An Ontario arbitrator ruled that the contractor was justified in firing the lead hand.
The arbitrator, noting that the lead hand’s contract required him to act professionally and courteously toward the general public, found that his language and conduct were unprovoked. He never apologized or showed remorse. In fact, when he was told at the termination meeting that he was being fired for using “abusive language,” he replied, “They f**king well deserved it.” He argued that swearing and profane language were common in the workplace. But the arbitrator said that even if that was true, it doesn’t take a lot of common sense to know that you should avoid swearing at a stranger, especially when your conduct reflects upon your employer.
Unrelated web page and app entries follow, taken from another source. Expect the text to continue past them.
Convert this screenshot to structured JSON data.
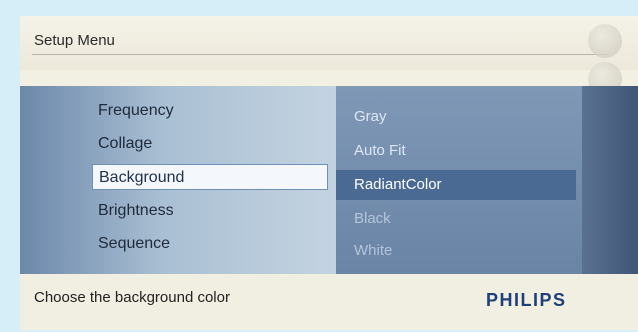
{
  "header": {
    "title": "Setup Menu"
  },
  "left_menu": {
    "items": [
      {
        "label": "Frequency",
        "selected": false
      },
      {
        "label": "Collage",
        "selected": false
      },
      {
        "label": "Background",
        "selected": true
      },
      {
        "label": "Brightness",
        "selected": false
      },
      {
        "label": "Sequence",
        "selected": false
      }
    ]
  },
  "right_menu": {
    "items": [
      {
        "label": "Gray",
        "selected": false
      },
      {
        "label": "Auto Fit",
        "selected": false
      },
      {
        "label": "RadiantColor",
        "selected": true
      },
      {
        "label": "Black",
        "selected": false
      },
      {
        "label": "White",
        "selected": false
      }
    ]
  },
  "footer": {
    "hint": "Choose the background color",
    "brand": "PHILIPS"
  },
  "side_icons": [
    "settings-icon",
    "photo-icon",
    "menu-icon",
    "slideshow-icon"
  ],
  "colors": {
    "selected_highlight": "#4a6a94",
    "brand": "#1f3f7a",
    "page_background": "#d5eef8"
  }
}
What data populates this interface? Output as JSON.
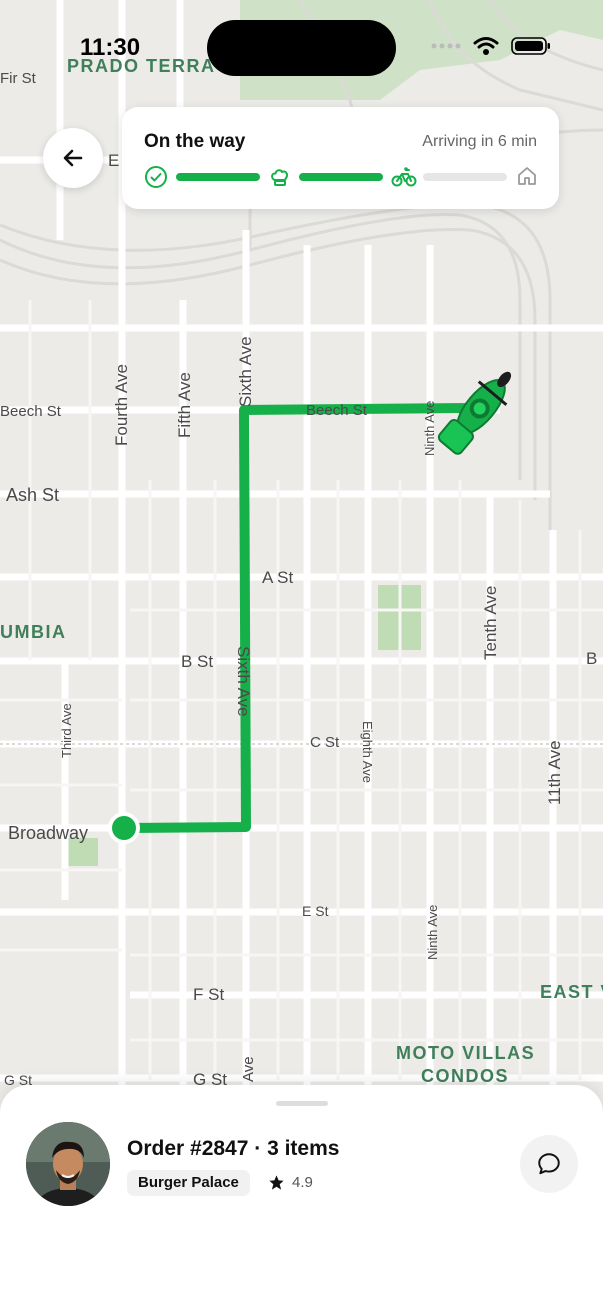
{
  "status_bar": {
    "time": "11:30"
  },
  "tracking": {
    "title": "On the way",
    "eta": "Arriving in 6 min",
    "steps": [
      "check-icon",
      "chef-hat-icon",
      "bicycle-icon",
      "home-icon"
    ],
    "accent_color": "#16b04a"
  },
  "map": {
    "areas": [
      "PRADO TERRA",
      "UMBIA",
      "EAST V",
      "MOTO VILLAS",
      "CONDOS"
    ],
    "streets": {
      "fir": "Fir St",
      "e_top": "E",
      "beech_left": "Beech St",
      "beech_route": "Beech St",
      "ash": "Ash St",
      "a": "A St",
      "b": "B St",
      "b_right": "B",
      "c": "C St",
      "broadway": "Broadway",
      "e": "E St",
      "f": "F St",
      "g_left": "G St",
      "g_mid": "G St",
      "fourth": "Fourth Ave",
      "fifth": "Fifth Ave",
      "sixth_top": "Sixth Ave",
      "sixth_mid": "Sixth Ave",
      "sixth_bottom": "Ave",
      "third": "Third Ave",
      "eighth": "Eighth Ave",
      "ninth_top": "Ninth Ave",
      "ninth_bottom": "Ninth Ave",
      "tenth": "Tenth Ave",
      "eleventh": "11th Ave"
    }
  },
  "order": {
    "title": "Order #2847 · 3 items",
    "restaurant": "Burger Palace",
    "rating": "4.9"
  }
}
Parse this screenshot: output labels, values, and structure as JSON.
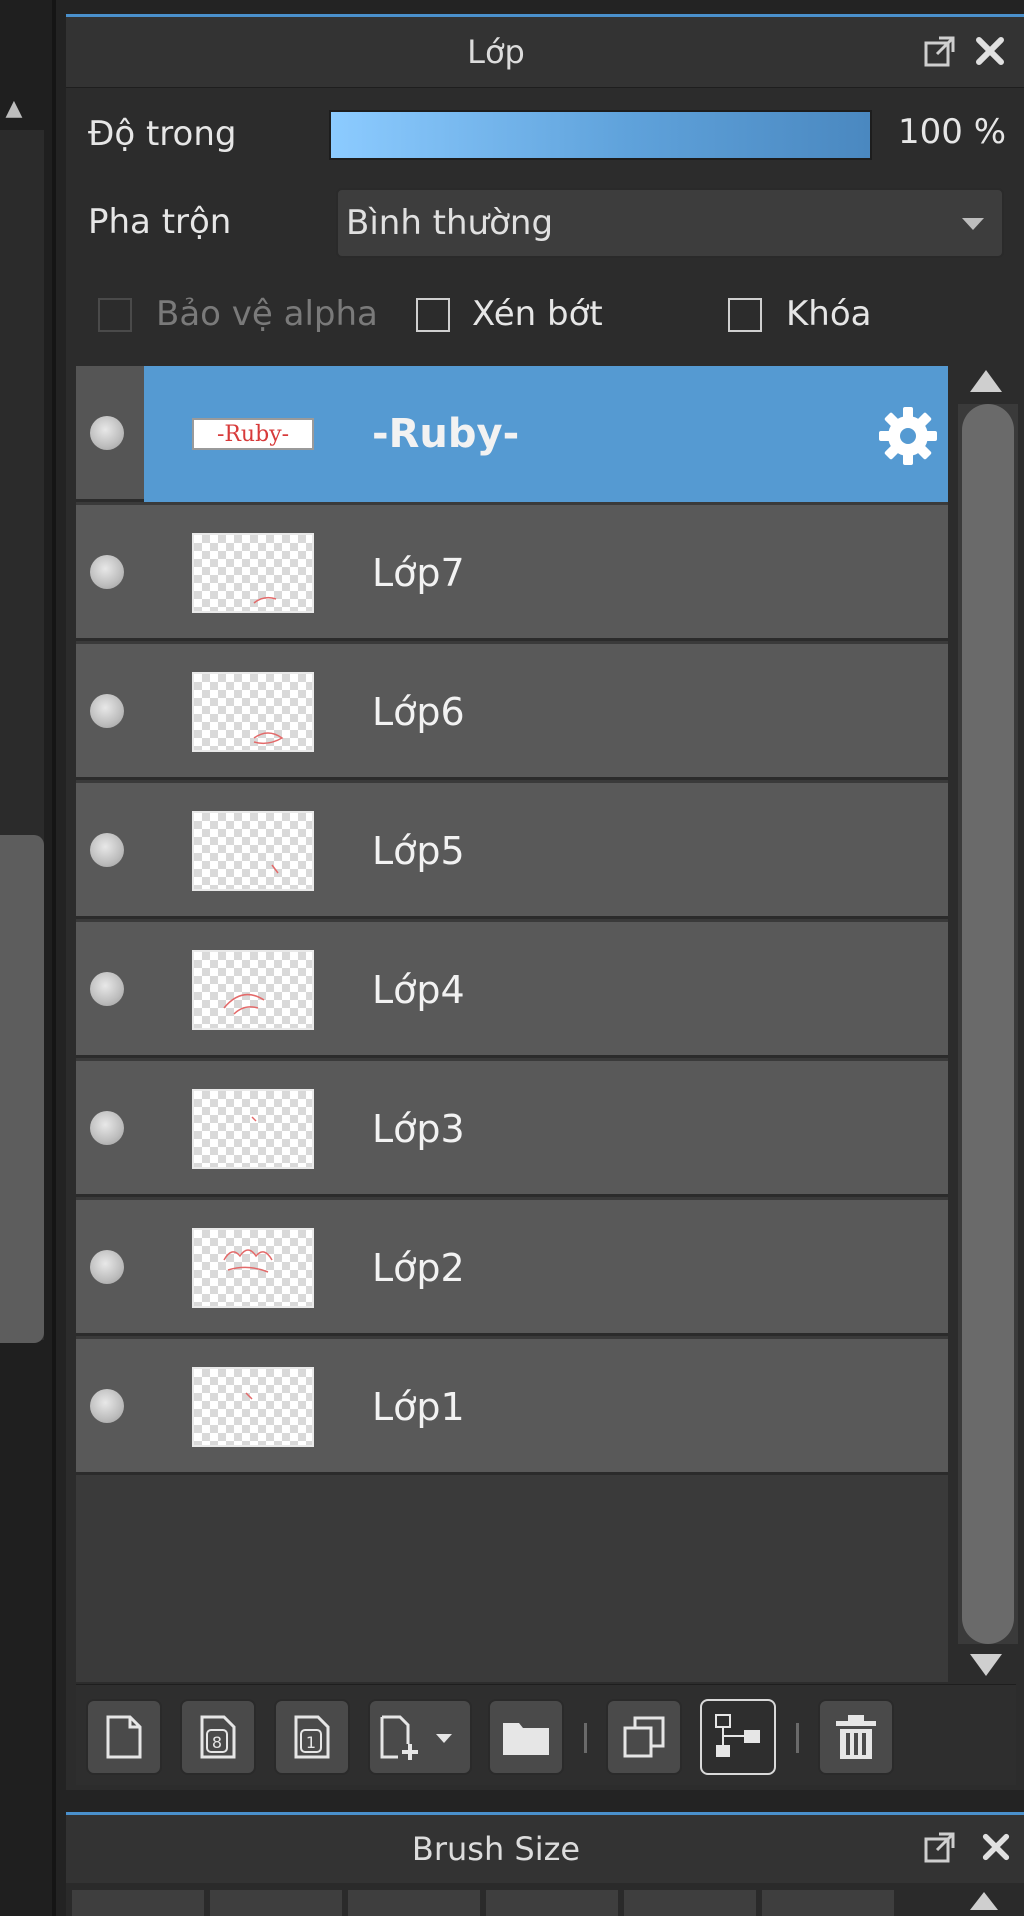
{
  "layers_panel": {
    "title": "Lớp",
    "opacity": {
      "label": "Độ trong",
      "value": "100 %",
      "fraction": 1.0
    },
    "blend": {
      "label": "Pha trộn",
      "value": "Bình thường"
    },
    "checkboxes": {
      "protect_alpha": {
        "label": "Bảo vệ alpha",
        "checked": false,
        "enabled": false
      },
      "clipping": {
        "label": "Xén bớt",
        "checked": false,
        "enabled": true
      },
      "lock": {
        "label": "Khóa",
        "checked": false,
        "enabled": true
      }
    },
    "layers": [
      {
        "name": "-Ruby-",
        "thumb_text": "-Ruby-",
        "selected": true
      },
      {
        "name": "Lớp7",
        "selected": false
      },
      {
        "name": "Lớp6",
        "selected": false
      },
      {
        "name": "Lớp5",
        "selected": false
      },
      {
        "name": "Lớp4",
        "selected": false
      },
      {
        "name": "Lớp3",
        "selected": false
      },
      {
        "name": "Lớp2",
        "selected": false
      },
      {
        "name": "Lớp1",
        "selected": false
      }
    ],
    "toolbar": [
      {
        "icon": "new-layer-icon"
      },
      {
        "icon": "new-8bit-layer-icon",
        "glyph": "8"
      },
      {
        "icon": "new-1bit-layer-icon",
        "glyph": "1"
      },
      {
        "icon": "add-layer-dropdown-icon"
      },
      {
        "icon": "folder-icon"
      },
      {
        "icon": "duplicate-layer-icon"
      },
      {
        "icon": "merge-down-icon"
      },
      {
        "icon": "trash-icon"
      }
    ]
  },
  "brush_panel": {
    "title": "Brush Size"
  },
  "colors": {
    "accent": "#4a90cc",
    "selection": "#559ad2",
    "row": "#595959"
  }
}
Plus, the lead hand had been disciplined for abusing a member of the public seven months before this incident.
TWD Roads Management Inc. v. International Union of Operating Engineers, Local 793,  CanLII 80857 (ON LA), Dec. 14, 2011
TERMINATION WASN’T APPROPRIATE
A worker for an auto parts company brought a starter into the office. The owner’s son yelled at him, claiming he’d asked for an alternator, not a starter. They got into an argument, during which the worker said, “I don’t need this f**king sh*t!” Both a customer and a female worker were present. Two days later, the worker was fired for swearing in front of a customer and a “lady” in the office.
The Ontario Labour Relations Board ruled that termination was excessive.
The company claimed that it was justified in firing the worker given his use of profanity and disciplinary record. But the Board noted that the prior discipline had been imposed on the worker for his job performance, not his use of profanity. There was no evidence as to whether profanity was common in the workplace or whether the company had a policy barring the use of profanity. And it appears that this incident was an isolated one. So the Board concluded that although the worker’s swearing in front of a customer warranted discipline, it didn’t justify termination.
Queensway Auto Parts (403491 Ontario Inc.) v. Copeland,  CanLII 3350 (ON LRB), Jan. 22, 2009